Although it’s too early to talk about findings, the very motivation to conduct the study arose from positive outcomes reported for some ILI schools.

Ananda Marin, Megan Bang and her daughter, and Adam Kessel on a forest walk in Chicago. Going on forest walks is a practice that community teachers regularly facilitated with youth and families. Teachers also incorporated forests walks into their curriculum design processes.

“We had evidence from certain sites that attendance, graduation, and college-going rates were higher, and that test scores were on par with or bet­ter than mainstream English programs, even though the tests were in English, not the language students were learning in,” says McCarty. “So, this is a promising practice, but we didn’t have any system­atic data on that.”

The work of Professors Marin and McCarty illustrates that equity in educa­tion can, and should, involve more than curricular changes alone.
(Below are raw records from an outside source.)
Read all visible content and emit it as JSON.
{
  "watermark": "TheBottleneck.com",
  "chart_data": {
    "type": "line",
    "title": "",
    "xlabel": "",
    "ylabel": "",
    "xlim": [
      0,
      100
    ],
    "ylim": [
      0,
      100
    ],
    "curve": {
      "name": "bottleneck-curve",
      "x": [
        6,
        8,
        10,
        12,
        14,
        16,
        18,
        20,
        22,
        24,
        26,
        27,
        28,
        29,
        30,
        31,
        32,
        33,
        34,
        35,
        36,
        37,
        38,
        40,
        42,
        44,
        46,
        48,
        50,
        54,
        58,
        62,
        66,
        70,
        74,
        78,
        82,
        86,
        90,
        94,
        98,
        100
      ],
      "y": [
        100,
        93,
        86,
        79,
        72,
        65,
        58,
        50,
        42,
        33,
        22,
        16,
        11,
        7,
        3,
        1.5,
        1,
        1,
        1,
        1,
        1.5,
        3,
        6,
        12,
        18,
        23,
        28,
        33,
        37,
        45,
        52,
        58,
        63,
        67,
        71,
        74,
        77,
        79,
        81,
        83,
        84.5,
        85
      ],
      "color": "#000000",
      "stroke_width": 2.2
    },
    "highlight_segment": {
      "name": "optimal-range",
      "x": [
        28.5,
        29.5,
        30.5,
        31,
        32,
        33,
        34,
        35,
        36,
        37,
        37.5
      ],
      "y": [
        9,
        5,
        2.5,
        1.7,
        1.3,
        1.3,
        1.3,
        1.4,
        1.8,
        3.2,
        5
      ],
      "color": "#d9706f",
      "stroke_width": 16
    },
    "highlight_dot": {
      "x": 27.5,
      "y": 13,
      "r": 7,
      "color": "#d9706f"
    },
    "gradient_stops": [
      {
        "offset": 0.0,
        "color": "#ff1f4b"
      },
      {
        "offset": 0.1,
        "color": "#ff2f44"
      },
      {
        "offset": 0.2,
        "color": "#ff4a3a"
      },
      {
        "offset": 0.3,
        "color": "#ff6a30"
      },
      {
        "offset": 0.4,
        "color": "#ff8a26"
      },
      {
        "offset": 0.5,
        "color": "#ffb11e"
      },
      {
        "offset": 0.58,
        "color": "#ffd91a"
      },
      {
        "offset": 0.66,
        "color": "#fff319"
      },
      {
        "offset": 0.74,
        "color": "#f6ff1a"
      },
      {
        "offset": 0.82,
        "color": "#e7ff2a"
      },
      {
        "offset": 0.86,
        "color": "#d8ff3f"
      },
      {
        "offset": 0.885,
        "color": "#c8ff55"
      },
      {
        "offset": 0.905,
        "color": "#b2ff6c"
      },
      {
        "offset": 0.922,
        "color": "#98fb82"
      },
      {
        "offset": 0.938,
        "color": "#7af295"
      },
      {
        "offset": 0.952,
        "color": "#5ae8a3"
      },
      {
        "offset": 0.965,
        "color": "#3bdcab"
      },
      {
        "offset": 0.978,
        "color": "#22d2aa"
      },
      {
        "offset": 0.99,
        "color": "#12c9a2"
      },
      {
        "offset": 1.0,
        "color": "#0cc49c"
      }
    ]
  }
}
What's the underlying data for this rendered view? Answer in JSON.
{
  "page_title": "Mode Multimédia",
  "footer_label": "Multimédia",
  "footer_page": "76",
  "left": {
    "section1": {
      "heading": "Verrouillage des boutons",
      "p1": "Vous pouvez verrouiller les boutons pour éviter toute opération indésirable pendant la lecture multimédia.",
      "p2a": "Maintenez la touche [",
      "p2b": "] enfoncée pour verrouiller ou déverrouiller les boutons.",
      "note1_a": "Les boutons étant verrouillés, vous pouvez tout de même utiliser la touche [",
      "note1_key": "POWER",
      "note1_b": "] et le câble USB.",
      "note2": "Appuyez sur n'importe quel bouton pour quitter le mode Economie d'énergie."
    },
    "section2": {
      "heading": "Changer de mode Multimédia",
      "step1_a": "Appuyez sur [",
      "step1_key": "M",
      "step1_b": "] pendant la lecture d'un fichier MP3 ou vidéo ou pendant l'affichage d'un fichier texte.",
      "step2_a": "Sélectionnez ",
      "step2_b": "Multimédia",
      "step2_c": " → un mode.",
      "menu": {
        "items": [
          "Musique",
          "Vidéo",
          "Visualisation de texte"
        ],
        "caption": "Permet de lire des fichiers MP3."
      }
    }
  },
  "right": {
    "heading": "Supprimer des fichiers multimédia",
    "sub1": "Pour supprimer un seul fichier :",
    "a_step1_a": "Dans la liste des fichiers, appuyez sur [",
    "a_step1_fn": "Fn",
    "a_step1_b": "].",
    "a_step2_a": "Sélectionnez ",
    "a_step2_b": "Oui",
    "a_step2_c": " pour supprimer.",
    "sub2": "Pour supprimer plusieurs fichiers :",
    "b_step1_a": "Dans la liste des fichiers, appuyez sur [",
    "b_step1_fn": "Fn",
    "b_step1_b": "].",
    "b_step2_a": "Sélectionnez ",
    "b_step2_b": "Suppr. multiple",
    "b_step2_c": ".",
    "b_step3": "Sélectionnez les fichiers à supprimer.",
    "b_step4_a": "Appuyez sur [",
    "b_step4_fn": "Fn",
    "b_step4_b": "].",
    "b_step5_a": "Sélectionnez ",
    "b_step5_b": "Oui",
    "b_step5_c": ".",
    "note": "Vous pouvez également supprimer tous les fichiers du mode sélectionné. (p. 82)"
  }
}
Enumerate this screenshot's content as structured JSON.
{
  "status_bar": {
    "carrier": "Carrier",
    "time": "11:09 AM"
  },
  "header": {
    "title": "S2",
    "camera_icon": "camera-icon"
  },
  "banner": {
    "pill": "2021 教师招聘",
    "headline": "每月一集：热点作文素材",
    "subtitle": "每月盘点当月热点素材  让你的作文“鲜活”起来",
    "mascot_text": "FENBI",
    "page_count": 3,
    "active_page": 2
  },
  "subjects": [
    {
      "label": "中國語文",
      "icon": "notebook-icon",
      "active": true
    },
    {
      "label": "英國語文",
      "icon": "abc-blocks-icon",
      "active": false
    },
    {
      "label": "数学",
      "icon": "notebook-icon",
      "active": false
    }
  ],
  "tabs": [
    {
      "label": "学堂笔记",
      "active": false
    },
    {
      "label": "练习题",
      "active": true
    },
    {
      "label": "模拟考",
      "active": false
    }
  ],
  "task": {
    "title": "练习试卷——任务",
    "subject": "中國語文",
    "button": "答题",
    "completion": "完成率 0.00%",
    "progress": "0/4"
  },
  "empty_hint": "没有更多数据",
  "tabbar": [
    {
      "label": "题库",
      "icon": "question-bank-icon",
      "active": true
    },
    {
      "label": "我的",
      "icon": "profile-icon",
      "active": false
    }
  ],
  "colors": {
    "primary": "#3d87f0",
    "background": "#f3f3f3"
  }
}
Youth, families, teachers, and researchers must togeth­er reexamine the end-goal of education, and ultimately be willing to shift estab­lished educational practices, in order to best benefit communities and support Indigenous futures.

“It’s a different kind of innovative practice—more than a single curric­ular change,” says McCarty. “These are whole-community efforts, looking forward from the work that they’re doing now to the next generation, and the next generation, and the next generation be­yond that. So, it’s about something larg­er than getting students to do better on tests, or even helping students to learn their Indigenous language.”

For both Professors Marin and McCarty, their community-research part­nerships are bigger than improving edu­cational outcomes alone. As they write, “It’s a commitment to decolonizing edu­cational environments and much more— namely, cultural continuance, reclama­tion, and resurgence.”